In theory, information should make the stock market’s world go round. Information about companies and their ability to make money in the future is what should determine share price. As the market learns of new information, price is adjusted up and down to reflect the value of that information.
This implies that investors should focus their analysis on information. This way they can predict where share prices should go in the future.
Focusing on information makes sense… Unfortunately, however, it’s extremely rare that investors who use information consistently beat the stock market. With smaller retail investors (you and I), the use of information is often more destructive than it is beneficial.
Here are 10 reasons why we should Ignore Information and Listen to the Market:
1. Information is Usually Already Priced In
Most investors use publicly available information. Public information is widely known and available to anyone considering the stock. If information is available to a large number of investors, we should expect that the market has priced that information into the stock. Therefore, the information has no value to us.
2. Information Usually Comes with a Bias
Most people do what they are financially motivated to do. If someone is encouraging you to purchase a stock, there is a good chance they are financially motivated to do so. Before you trust the information you receive, understand the financial motivation. If you find the reason, you will often usually find that there is a strong bias in the information being provided to you.
3. Trading on Truly Insider Information is Illegal
There are few risk-free trades in the stock market, but trading on significant, inside information is one. You stand to make a lot of money buying stock in a company that will be acquired by another at a premium tomorrow. If you have that information and act on it, you are trading on inside information. This can land you in jail!
4. Gathering Good Private Information is Expensive and Time Consuming
There are investors who are able to uncover information that is not priced into a stock but is not considered inside information. This private information is valuable because it can lead to market beating returns. However, gathering private information typically requires significant resources, knowledge and time. For small investors, it is not feasible to do this kind of work across a broad range of stocks.

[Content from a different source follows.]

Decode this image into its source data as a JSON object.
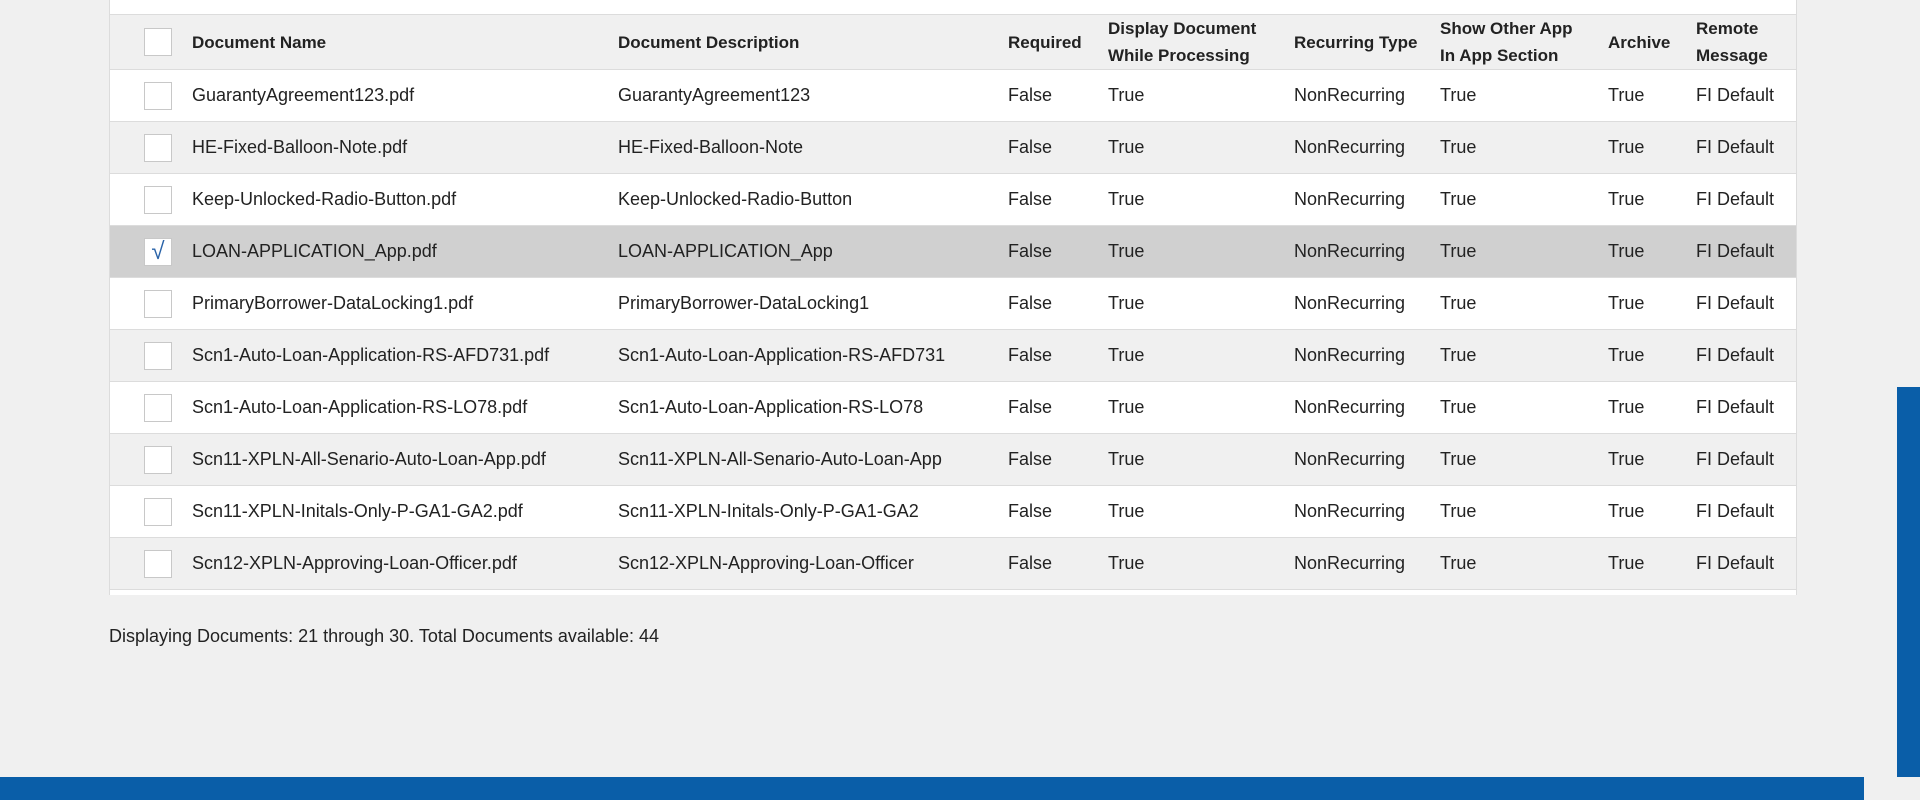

5. Information Causes You to Ignore the Market’s Message
When you have an understanding of a company’s story, there is a tendency to fall in love with that story and ignore new information that goes against your outlook for the stock. This leads the committed shareholder to hang on to a losing position, allowing the loser to bog down the performance of the overall portfolio.
6. You May Not Have All of the Information You Need
The market tends to focus on two or three key information points that affect the price investors are willing to pay for it. An investor who does a thorough fundamental analysis of the stock may still have an incomplete understanding of the company’s business. If missing one of the key points, this investor can make a gross error in valuing the stock.
7. The Market May Not Be Trading On Fundamentals
In theory, stock price is based on the present value of future earnings expectations. In practice, there are often very non-fundamental influences on share price. A large investor that has a liquidity crisis may be forced to unload a large position with little regard for price. Often, the laws of supply and demand affect share price even though theory tells us that they should not have an influence.
8. Your Interpretation May Not Be the Same as The Market’s
Our mood affects how we judge information and the same can be said for the market in general. Your fundamental analysis may be correct in an optimistic environment, but if the market is in a pessimistic mood, the investment can lead to losses. Even the market is wrong, it is right.
9. There Is No Standard for What Information is Worth
There are many formulas for determining what a company’s share price should. Many fundamental analysts look for stocks to trade at a certain multiple of their earnings with that multiple to be based on growth. However, there are great variations in accounting methods that can have a profound effect on how earnings are reported. More importantly, there is no rule that a company should trade at a certain multiple of earnings, that target multiple is just an opinion.
10. We Tend to Focus On Information That is Easy to Get
We often look for the easiest way to achieve a goal. With information, there is a tendency to focus on the information that is front of us. Rather than work to find something to disprove our thesis on a stock, we instead look for information to strengthen our thesis. In doing so, we present our own biased outlook for our investment decisions that can often be very incomplete and wrong.
In the end, I look at the market’s interpretation of all available information by way of the chart’s price and volume action. It shows not only every bit of information in detail but also what the market thinks of it.
Check out some of our other posts:
- What type of information will help your bottom line
- When to sell a stock, Technical vs Fundamental Approach
- The 3 Ways a Market Can Move